START Dataset excerpts

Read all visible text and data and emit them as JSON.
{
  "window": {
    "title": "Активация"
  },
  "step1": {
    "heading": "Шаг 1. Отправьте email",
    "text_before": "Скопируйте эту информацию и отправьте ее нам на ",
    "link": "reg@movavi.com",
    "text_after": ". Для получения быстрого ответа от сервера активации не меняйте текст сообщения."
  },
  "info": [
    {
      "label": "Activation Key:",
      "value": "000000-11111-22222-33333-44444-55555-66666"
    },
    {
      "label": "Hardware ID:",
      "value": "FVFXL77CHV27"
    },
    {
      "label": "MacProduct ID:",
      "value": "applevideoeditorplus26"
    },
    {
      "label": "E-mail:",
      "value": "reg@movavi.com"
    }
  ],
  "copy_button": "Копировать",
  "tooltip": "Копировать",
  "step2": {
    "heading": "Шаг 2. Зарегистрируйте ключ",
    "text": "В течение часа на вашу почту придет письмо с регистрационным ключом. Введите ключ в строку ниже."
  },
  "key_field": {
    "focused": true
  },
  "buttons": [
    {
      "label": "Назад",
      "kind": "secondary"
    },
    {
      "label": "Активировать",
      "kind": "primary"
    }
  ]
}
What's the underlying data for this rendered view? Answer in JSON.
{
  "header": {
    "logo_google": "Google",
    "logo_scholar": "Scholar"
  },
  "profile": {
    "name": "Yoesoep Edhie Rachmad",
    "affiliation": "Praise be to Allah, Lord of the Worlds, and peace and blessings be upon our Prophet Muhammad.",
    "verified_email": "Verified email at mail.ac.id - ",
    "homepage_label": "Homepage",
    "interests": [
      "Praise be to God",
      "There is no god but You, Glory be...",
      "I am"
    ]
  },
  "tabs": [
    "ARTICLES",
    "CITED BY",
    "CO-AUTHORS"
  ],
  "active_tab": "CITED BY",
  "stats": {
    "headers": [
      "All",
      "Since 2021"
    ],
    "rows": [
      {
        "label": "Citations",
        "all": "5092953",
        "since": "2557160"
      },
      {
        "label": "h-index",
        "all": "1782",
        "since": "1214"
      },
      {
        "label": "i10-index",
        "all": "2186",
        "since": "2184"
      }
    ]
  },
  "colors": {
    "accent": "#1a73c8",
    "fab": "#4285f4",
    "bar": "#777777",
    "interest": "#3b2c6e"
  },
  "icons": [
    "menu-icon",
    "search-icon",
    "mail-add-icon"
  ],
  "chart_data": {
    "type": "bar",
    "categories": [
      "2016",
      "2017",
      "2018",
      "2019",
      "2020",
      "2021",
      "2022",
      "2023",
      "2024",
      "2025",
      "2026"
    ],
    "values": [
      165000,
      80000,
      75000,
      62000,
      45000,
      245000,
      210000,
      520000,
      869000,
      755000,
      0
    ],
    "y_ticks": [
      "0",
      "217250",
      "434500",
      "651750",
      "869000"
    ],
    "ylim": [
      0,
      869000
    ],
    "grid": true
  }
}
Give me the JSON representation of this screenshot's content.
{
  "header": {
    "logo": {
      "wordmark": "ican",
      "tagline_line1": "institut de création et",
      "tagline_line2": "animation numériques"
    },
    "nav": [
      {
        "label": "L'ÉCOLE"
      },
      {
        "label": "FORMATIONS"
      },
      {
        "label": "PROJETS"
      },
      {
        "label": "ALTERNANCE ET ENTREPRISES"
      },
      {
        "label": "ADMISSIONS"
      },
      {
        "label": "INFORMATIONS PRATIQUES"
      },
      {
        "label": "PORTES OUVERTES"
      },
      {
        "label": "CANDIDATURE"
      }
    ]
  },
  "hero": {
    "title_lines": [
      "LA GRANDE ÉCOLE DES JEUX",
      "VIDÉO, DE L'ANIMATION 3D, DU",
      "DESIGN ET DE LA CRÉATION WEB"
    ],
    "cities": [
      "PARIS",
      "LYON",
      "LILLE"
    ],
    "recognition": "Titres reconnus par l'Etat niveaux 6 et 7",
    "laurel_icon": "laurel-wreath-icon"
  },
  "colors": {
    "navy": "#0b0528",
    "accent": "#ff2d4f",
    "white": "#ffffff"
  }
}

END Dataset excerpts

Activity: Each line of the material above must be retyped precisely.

Completed task:
Read all visible text and data and emit them as JSON.
{
  "window": {
    "title": "Активация"
  },
  "step1": {
    "heading": "Шаг 1. Отправьте email",
    "text_before": "Скопируйте эту информацию и отправьте ее нам на ",
    "link": "reg@movavi.com",
    "text_after": ". Для получения быстрого ответа от сервера активации не меняйте текст сообщения."
  },
  "info": [
    {
      "label": "Activation Key:",
      "value": "000000-11111-22222-33333-44444-55555-66666"
    },
    {
      "label": "Hardware ID:",
      "value": "FVFXL77CHV27"
    },
    {
      "label": "MacProduct ID:",
      "value": "applevideoeditorplus26"
    },
    {
      "label": "E-mail:",
      "value": "reg@movavi.com"
    }
  ],
  "copy_button": "Копировать",
  "tooltip": "Копировать",
  "step2": {
    "heading": "Шаг 2. Зарегистрируйте ключ",
    "text": "В течение часа на вашу почту придет письмо с регистрационным ключом. Введите ключ в строку ниже."
  },
  "key_field": {
    "focused": true
  },
  "buttons": [
    {
      "label": "Назад",
      "kind": "secondary"
    },
    {
      "label": "Активировать",
      "kind": "primary"
    }
  ]
}
What's the underlying data for this rendered view? Answer in JSON.
{
  "header": {
    "logo_google": "Google",
    "logo_scholar": "Scholar"
  },
  "profile": {
    "name": "Yoesoep Edhie Rachmad",
    "affiliation": "Praise be to Allah, Lord of the Worlds, and peace and blessings be upon our Prophet Muhammad.",
    "verified_email": "Verified email at mail.ac.id - ",
    "homepage_label": "Homepage",
    "interests": [
      "Praise be to God",
      "There is no god but You, Glory be...",
      "I am"
    ]
  },
  "tabs": [
    "ARTICLES",
    "CITED BY",
    "CO-AUTHORS"
  ],
  "active_tab": "CITED BY",
  "stats": {
    "headers": [
      "All",
      "Since 2021"
    ],
    "rows": [
      {
        "label": "Citations",
        "all": "5092953",
        "since": "2557160"
      },
      {
        "label": "h-index",
        "all": "1782",
        "since": "1214"
      },
      {
        "label": "i10-index",
        "all": "2186",
        "since": "2184"
      }
    ]
  },
  "colors": {
    "accent": "#1a73c8",
    "fab": "#4285f4",
    "bar": "#777777",
    "interest": "#3b2c6e"
  },
  "icons": [
    "menu-icon",
    "search-icon",
    "mail-add-icon"
  ],
  "chart_data": {
    "type": "bar",
    "categories": [
      "2016",
      "2017",
      "2018",
      "2019",
      "2020",
      "2021",
      "2022",
      "2023",
      "2024",
      "2025",
      "2026"
    ],
    "values": [
      165000,
      80000,
      75000,
      62000,
      45000,
      245000,
      210000,
      520000,
      869000,
      755000,
      0
    ],
    "y_ticks": [
      "0",
      "217250",
      "434500",
      "651750",
      "869000"
    ],
    "ylim": [
      0,
      869000
    ],
    "grid": true
  }
}
Give me the JSON representation of this screenshot's content.
{
  "header": {
    "logo": {
      "wordmark": "ican",
      "tagline_line1": "institut de création et",
      "tagline_line2": "animation numériques"
    },
    "nav": [
      {
        "label": "L'ÉCOLE"
      },
      {
        "label": "FORMATIONS"
      },
      {
        "label": "PROJETS"
      },
      {
        "label": "ALTERNANCE ET ENTREPRISES"
      },
      {
        "label": "ADMISSIONS"
      },
      {
        "label": "INFORMATIONS PRATIQUES"
      },
      {
        "label": "PORTES OUVERTES"
      },
      {
        "label": "CANDIDATURE"
      }
    ]
  },
  "hero": {
    "title_lines": [
      "LA GRANDE ÉCOLE DES JEUX",
      "VIDÉO, DE L'ANIMATION 3D, DU",
      "DESIGN ET DE LA CRÉATION WEB"
    ],
    "cities": [
      "PARIS",
      "LYON",
      "LILLE"
    ],
    "recognition": "Titres reconnus par l'Etat niveaux 6 et 7",
    "laurel_icon": "laurel-wreath-icon"
  },
  "colors": {
    "navy": "#0b0528",
    "accent": "#ff2d4f",
    "white": "#ffffff"
  }
}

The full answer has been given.